» **TASK DESCRIPTION**:
Every record should be written out exactly, please.
BEGIN DATA FOR PROCESSING
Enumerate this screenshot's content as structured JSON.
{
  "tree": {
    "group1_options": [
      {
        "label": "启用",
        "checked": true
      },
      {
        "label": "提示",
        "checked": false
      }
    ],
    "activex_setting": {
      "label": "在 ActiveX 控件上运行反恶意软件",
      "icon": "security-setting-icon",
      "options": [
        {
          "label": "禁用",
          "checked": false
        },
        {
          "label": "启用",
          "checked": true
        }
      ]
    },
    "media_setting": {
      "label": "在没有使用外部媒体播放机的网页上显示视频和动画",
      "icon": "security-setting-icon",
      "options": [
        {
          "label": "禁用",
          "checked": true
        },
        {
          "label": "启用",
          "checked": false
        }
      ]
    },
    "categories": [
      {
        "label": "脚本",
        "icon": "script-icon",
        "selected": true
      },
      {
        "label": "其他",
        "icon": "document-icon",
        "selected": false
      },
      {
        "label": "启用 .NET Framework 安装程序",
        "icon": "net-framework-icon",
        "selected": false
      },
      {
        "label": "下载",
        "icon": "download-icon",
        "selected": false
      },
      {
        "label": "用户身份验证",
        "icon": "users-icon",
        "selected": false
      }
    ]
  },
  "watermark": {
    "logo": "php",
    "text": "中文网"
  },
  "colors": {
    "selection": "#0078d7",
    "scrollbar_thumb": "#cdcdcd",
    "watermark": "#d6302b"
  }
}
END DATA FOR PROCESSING
» **TASK RESPONSE**:
Enumerate this screenshot's content as structured JSON.
{
  "tree": {
    "group1_options": [
      {
        "label": "启用",
        "checked": true
      },
      {
        "label": "提示",
        "checked": false
      }
    ],
    "activex_setting": {
      "label": "在 ActiveX 控件上运行反恶意软件",
      "icon": "security-setting-icon",
      "options": [
        {
          "label": "禁用",
          "checked": false
        },
        {
          "label": "启用",
          "checked": true
        }
      ]
    },
    "media_setting": {
      "label": "在没有使用外部媒体播放机的网页上显示视频和动画",
      "icon": "security-setting-icon",
      "options": [
        {
          "label": "禁用",
          "checked": true
        },
        {
          "label": "启用",
          "checked": false
        }
      ]
    },
    "categories": [
      {
        "label": "脚本",
        "icon": "script-icon",
        "selected": true
      },
      {
        "label": "其他",
        "icon": "document-icon",
        "selected": false
      },
      {
        "label": "启用 .NET Framework 安装程序",
        "icon": "net-framework-icon",
        "selected": false
      },
      {
        "label": "下载",
        "icon": "download-icon",
        "selected": false
      },
      {
        "label": "用户身份验证",
        "icon": "users-icon",
        "selected": false
      }
    ]
  },
  "watermark": {
    "logo": "php",
    "text": "中文网"
  },
  "colors": {
    "selection": "#0078d7",
    "scrollbar_thumb": "#cdcdcd",
    "watermark": "#d6302b"
  }
}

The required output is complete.